This ensures that initially the geothermal heat flux experienced by the ice sheet is equal to the regional heat flux. The basal boundary condition of the bedrock layer is kept constant, i.e.
Lateral boundary conditions are given by
At the upper boundary, the heat flux of the rock layer has to be matched with the heat flux in the basal ice layer when the ice is frozen to the bed, i.e.
Otherwise the temperature of the top bedrock layer is set to the surface temperature (if the cell has been occupied by ice, but there is no ice present) or the basal ice temperature (if there is ice). Equation (3.71) is automatically fulfilled if we set the top bedrock temperature to the basal ice temperature everywhere and then calculate the geothermal heat flux to be used as boundary condition for Equation (3.38).
The horizontal grid is described in Section 3.1.1. The vertical grid is irregular like the vertical grid of the ice sheet model. However, it is not scaled. Also for now, I have ignored topography or isostatic adjustment, i.e. the bedrock layer is assumed to be flat and constant.
The horizontal second derivative in Equation (3.67) becomes using finite–differences
and similarly for ∂2T∕∂y2. The vertical second derivative ∂2T∕∂z2 is similar to Equation (3.43):
Using the Crank-Nicholson scheme, Equation (3.67) becomes
with D = krock∕(ρrockcrock). Equation (3.74) is solved by gathering all Tt+1 terms on the LHS and all other terms on the RHS. The index (i,j,k) is linearised using ι = i + (j - 1)N + (k - 1)NM. The resulting matrix system is solved using the same bi–conjugate gradient solver as for the ice thickness evolution.

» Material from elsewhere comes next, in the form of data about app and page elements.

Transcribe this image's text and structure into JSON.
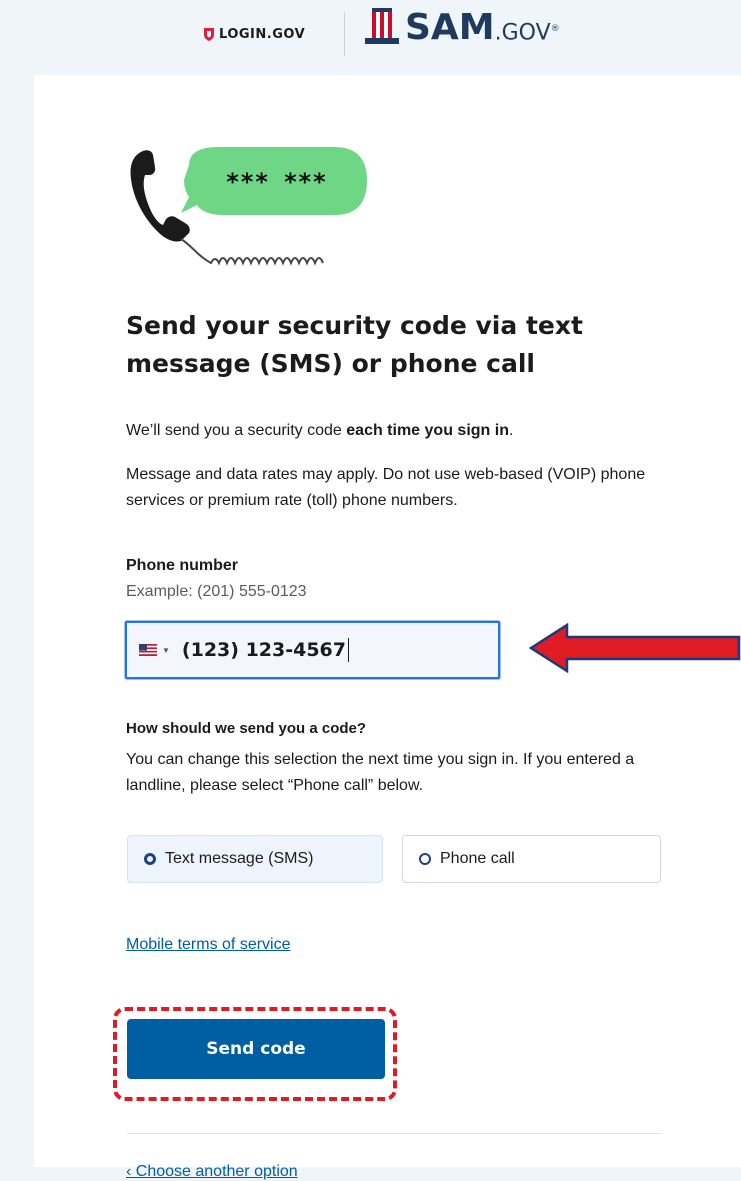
{
  "header": {
    "login_logo_text": "LOGIN.GOV",
    "sam_logo_text": "SAM",
    "sam_logo_suffix": ".GOV",
    "sam_logo_mark": "®"
  },
  "illustration": {
    "bubble_text": "*** ***",
    "bubble_color": "#6fd686"
  },
  "page": {
    "title": "Send your security code via text message (SMS) or phone call",
    "intro_prefix": "We’ll send you a security code ",
    "intro_bold": "each time you sign in",
    "intro_suffix": ".",
    "rates_notice": "Message and data rates may apply. Do not use web-based (VOIP) phone services or premium rate (toll) phone numbers."
  },
  "phone": {
    "label": "Phone number",
    "hint": "Example: (201) 555-0123",
    "value": "(123) 123-4567",
    "country_flag": "us-flag-icon"
  },
  "delivery": {
    "label": "How should we send you a code?",
    "description": "You can change this selection the next time you sign in. If you entered a landline, please select “Phone call” below.",
    "options": [
      {
        "label": "Text message (SMS)",
        "selected": true
      },
      {
        "label": "Phone call",
        "selected": false
      }
    ]
  },
  "links": {
    "terms": "Mobile terms of service",
    "back": "‹ Choose another option"
  },
  "actions": {
    "send_label": "Send code"
  },
  "colors": {
    "primary": "#005ea2",
    "annotation_red": "#e01b24",
    "focus_blue": "#2672de"
  }
}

It is clear from the discussion above that the presence of basal water plays a crucial role in specifying both the mechanical and thermal boundary conditions. However, the treatment of basal water can vary greatly. Basal water is, therefore, left as an unspecified interface. GLIDE does provide a simple local water balance model which can be run in the absence of more complex models.
The basal boundary consists of the individual components described in the previous sections. All components are tightly linked with each other. Figure 3.9 illustrates how the modules are linked and in what order they are resolved.

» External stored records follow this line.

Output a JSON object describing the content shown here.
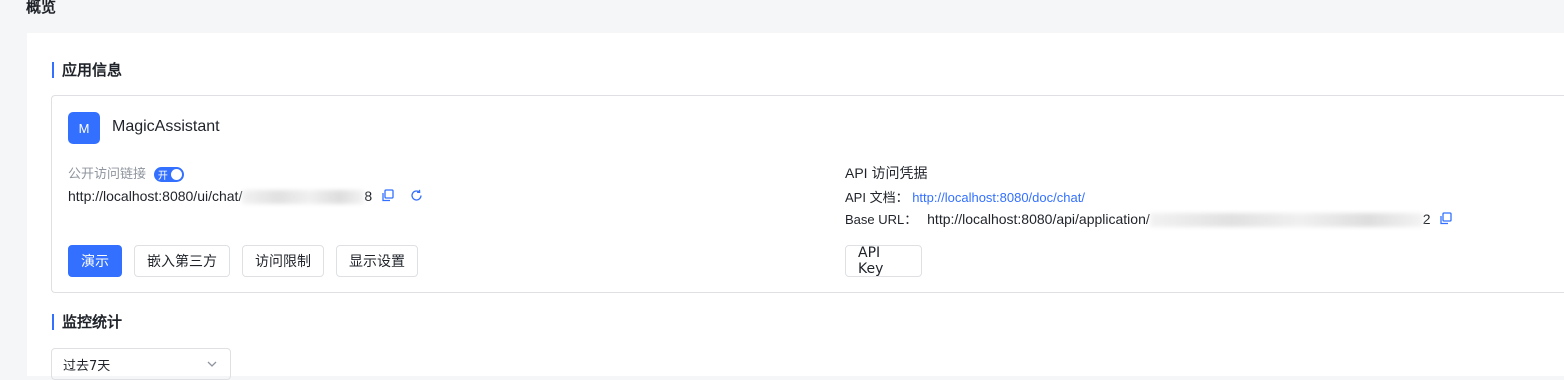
{
  "page_title": "概览",
  "app_info": {
    "section_title": "应用信息",
    "avatar_letter": "M",
    "app_name": "MagicAssistant",
    "public_link_label": "公开访问链接",
    "toggle_label": "开",
    "public_link_prefix": "http://localhost:8080/ui/chat/",
    "public_link_suffix": "8",
    "buttons": {
      "demo": "演示",
      "embed": "嵌入第三方",
      "access_limit": "访问限制",
      "display_settings": "显示设置",
      "api_key": "API Key"
    },
    "api_credentials_label": "API 访问凭据",
    "api_doc_label": "API 文档：",
    "api_doc_url": "http://localhost:8080/doc/chat/",
    "base_url_label": "Base URL：",
    "base_url_prefix": "http://localhost:8080/api/application/",
    "base_url_suffix": "2"
  },
  "monitor": {
    "section_title": "监控统计",
    "range_selected": "过去7天"
  },
  "colors": {
    "accent": "#3370ff",
    "border": "#dee0e3",
    "muted": "#8f959e"
  },
  "icons": [
    "copy-icon",
    "refresh-icon",
    "chevron-down-icon"
  ]
}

The order of executions is then:
Clearly, this scheme has the problem that heat is lost if the basal heat flux is such that more water could be frozen than is available. This might be avoided by iterating the process. On the other hand if time steps are fairly small this might no matter to much.